open systems vs. Microsoft
October 21, 2001

The applications market is heading towards an environment where a given application will run on a range of operating systems. This is good for application developers, because it expands their market, and is good for consumers, no longer forced to have a certain operating system to run a certain application. This evolution is heightening competition primarily in the application and operating system markets, as attention is refocused upon what merits each product has in its own right.

Parallel to this, also evolving are CPU-independent operating systems, where the CPU does not dictate choice of operating system. This is good for operating system developers, because it expands their market, and is good for consumers, no longer forced to have a certain CPU to run a certain operating system. This is heightening competition primarily in the CPU and operating system markets, as attention again is refocused upon what merits each product has in its own right.

Each of these threads are part of the component-based open-systems tapestry, where each element of a computer system is completely homogenous (interchangable). Given that competitive intensity in each market is increasing (as products become increasingly interchangable), incumbents must innovate if they are to retain marketshare.

Innovation, however, takes curious forms. Microsoft, for example, are more talented at marketing than at writing good code. But then, it's Microsoft's destiny to write buggy, inefficient software - the closed-source approach produces no other kind. That's why scientists bother with "peer review" - it's so they don't fuck up.

Let's dwell on this for a moment. Microsoft has been busy using applications to sell its operating systems, most memorably with Word for Windows and Excel. MS-DOS was successful not on its own merits, but more because it ran Lotus 1-2-3 and WordPerfect. MS-DOS itself was not written by Microsoft, but purchased by them and licensed to IBM and later, the clone-makers (such as Compaq and Dell). What does this tell us? It tells us that Microsoft achieved its success not through clever code, but through clever marketing. But more than that, it tells us that the probability of them developing the ability to write clever code is low. Not only is this because they didn't have it in them to start with, but because since then, they have enjoyed a steady income from their monopoly position; this has let them become fat and lazy. It's not a coincidence that their software is like that too.

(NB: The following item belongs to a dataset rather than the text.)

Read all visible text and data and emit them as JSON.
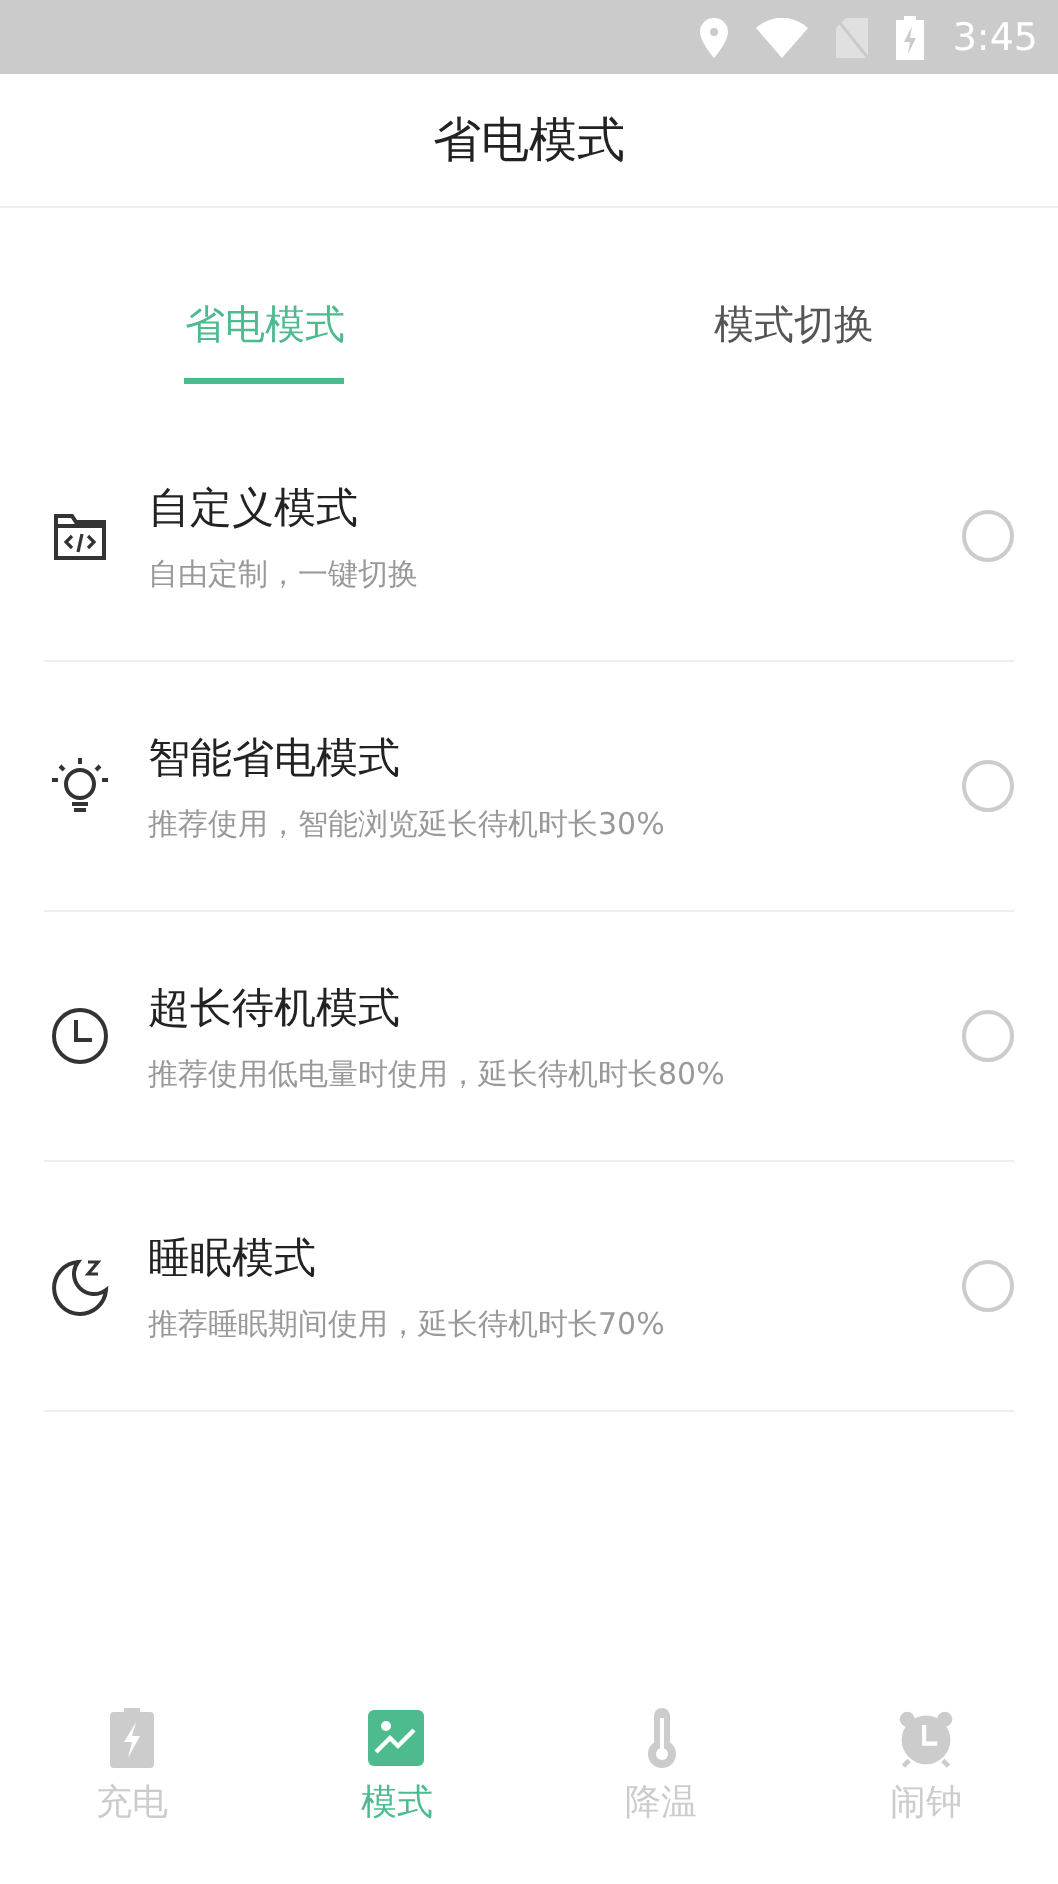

However, despite Microsoft's predatory market practices, unix has flourished. The open-source genie is out of the bottle, and no amount of legal legwork by Redmond can change that. Microsoft cannot compete with the open-source model; intermittent service packs are no match for constant development, by teams of thousands, worldwide. Ultimately, the open-source community will produce all of the software required to use computers, and it will all be free, feature-packed, fast, and small. This is simply because they are improving it all the time, and there are so many vested interests, they cancel each other out.

As each day passes, Microsoft's domination of the operating system marketplace is working against the company, as future markets are highly competitive, while the corporate culture retains its monopoly mentality. This means that Microsoft is becoming less and less effective - in everything. If they can successfully evolve their culture to that more suited to a monopolistically competitive marketplace, they will get away with a drop in marketshare and market power. If they cannot transform their culture.. they will go out of business. In either case, Microsoft will never again enjoy the trappings of monopoly it enjoyed with MS-DOS and Windows.